Exhibitions: tipping the scales - in your favour!
Regular readers of this blog will know we talk a lot about what marketing is and isn't and none of you, I know, would make the mistake of assuming marketing is only about promotion! But this week I've been preparing to present to the Kent2020 exhibitor briefing on 24th Jan, on behalf of the Chartered Institute of Marketing, about how to make a success of your attendance at an exhibition. So I've been kicking around different ways of explaining marketing essentials to the audience.
Then it came to me - marketing is all about tipping the odds in your favour. If all resources were unlimited you could create limitless options of your products and services and broadcast your messages willy-nilly to all and sundry. But even the biggest organisations need to work within restrictions on time, money, space and/or materials.
What the discipline of marketing does is encourage you to match your resources as closely as possible to your objectives and, in a competitive marketplace, push you out in front. To give you a bit of an edge, you might say.
So in the context of an exhibition you don't have the time to speak to everyone who is attending so you want to tip the odds in favour of speaking to the people you are most able to help, i.e. those who would be most interested in taking your products and/or services.
A fundamental concept in marketing is segmentation, targeting and positioning:
- Segmenting means splitting the market into groups of people/companies with similar needs and characteristics
- Targeting means you choose which segments you are going to focus on
- Positioning means that your offer (products, services and messages) are created specifically to appeal to the targeted segments
Simples! Now you might have a number of different segments you want to target with different offers but STOP! Resist the temptation to try and showcase everything all at once in this one exhibition. Find out who is most likely to be attending the particular exhibition and select the offer or message that you are going to lead with on this occasion. Otherwise you risk ending up with a muddle that fails on all fronts.
Once you have your head around who you want to speak to and what you have to offer (remember - for this specific occasion) then creating your stand to appeal to these people is that much easier. And you can create a strategy that includes activity pre and post the event itself:
- Set objectives and goals for the day
- Issue invitations with reasons to visit you (gifts, competitions, etc)

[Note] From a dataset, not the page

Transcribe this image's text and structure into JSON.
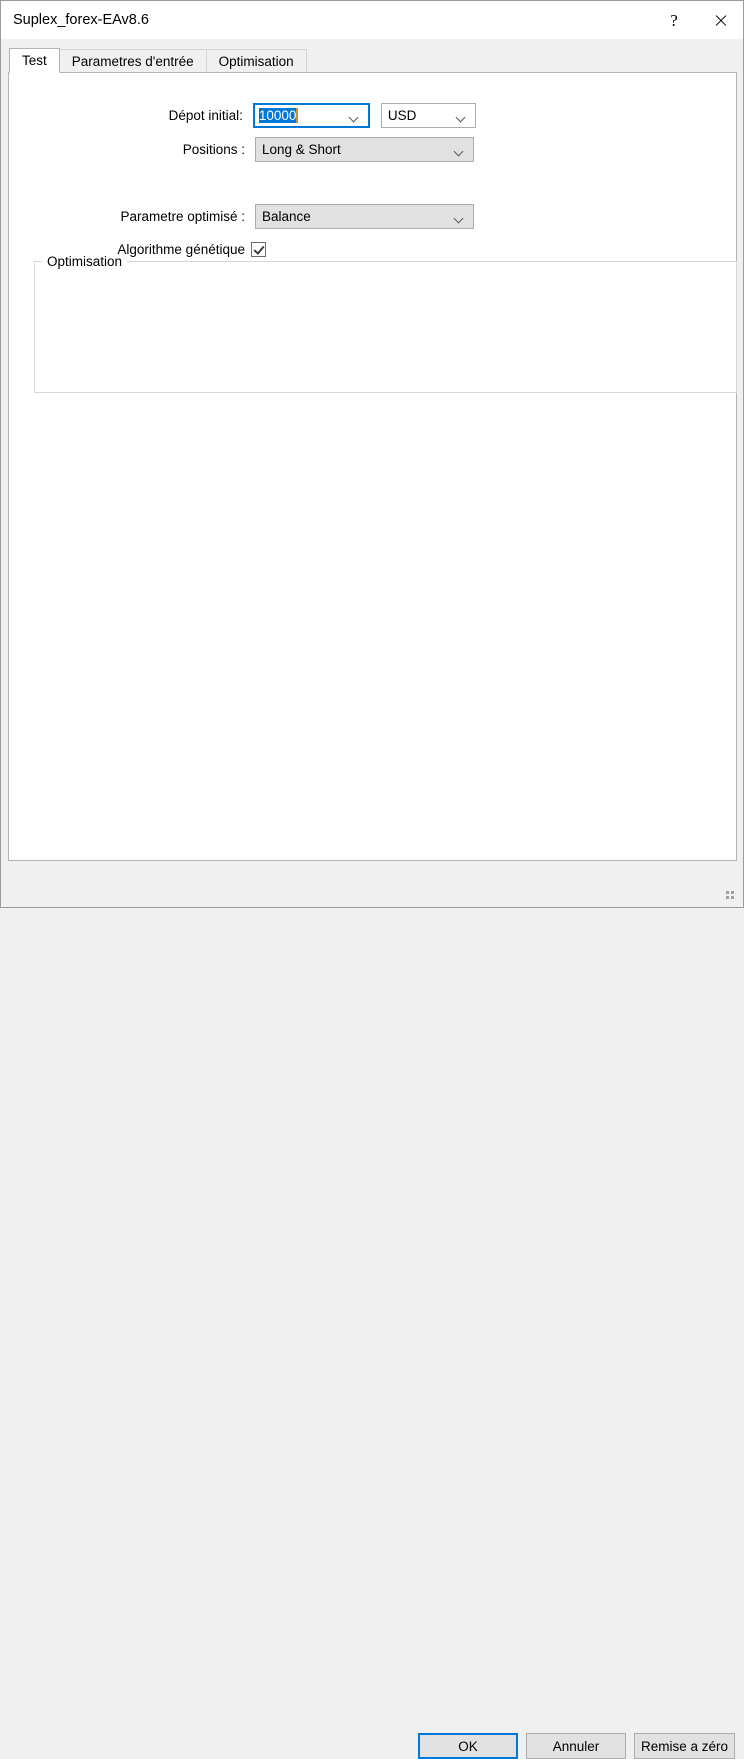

- Publicise your attendance in email sign-offs, on social media, etc.
At the exhibition
- Ensure knowledgeable stand staff
- Be pleasant and approachable
- Keep the stand simple and uncluttered - focused!
- Keep your promises
- Make follow-up timely and appropriate
- Review your success against your objectives
Using marketing to tip the scales in your favour is not an idea limited to exhibitions of course (you may get tired of me using it in future), but exhibition attendance may the the most expensive promotion that your company carries out in the year, particularly if you take into account the staff costs of manning the stand. If you get disappointing results it is most likely because you failed to plan adequately - it's not all about what you do on that one day, it's about the before and the after too.
By the way - we've written a couple of other blogs on exhibitions in the past, check them out here:
If you are at the Kent County Showground for the briefing on Thursday come and say hello - and if you have top-tips on making exhibition attendance a success please share them here!
Sharon Wilding is a Chartered Marketer with many years experience in marketing for businesses large and small. As a lecturer and a practioner she aims to help small businesses use theory in practical ways to improve performance. You can connect with Sharon on Google+, LinkedIn, Facebook and Twitter.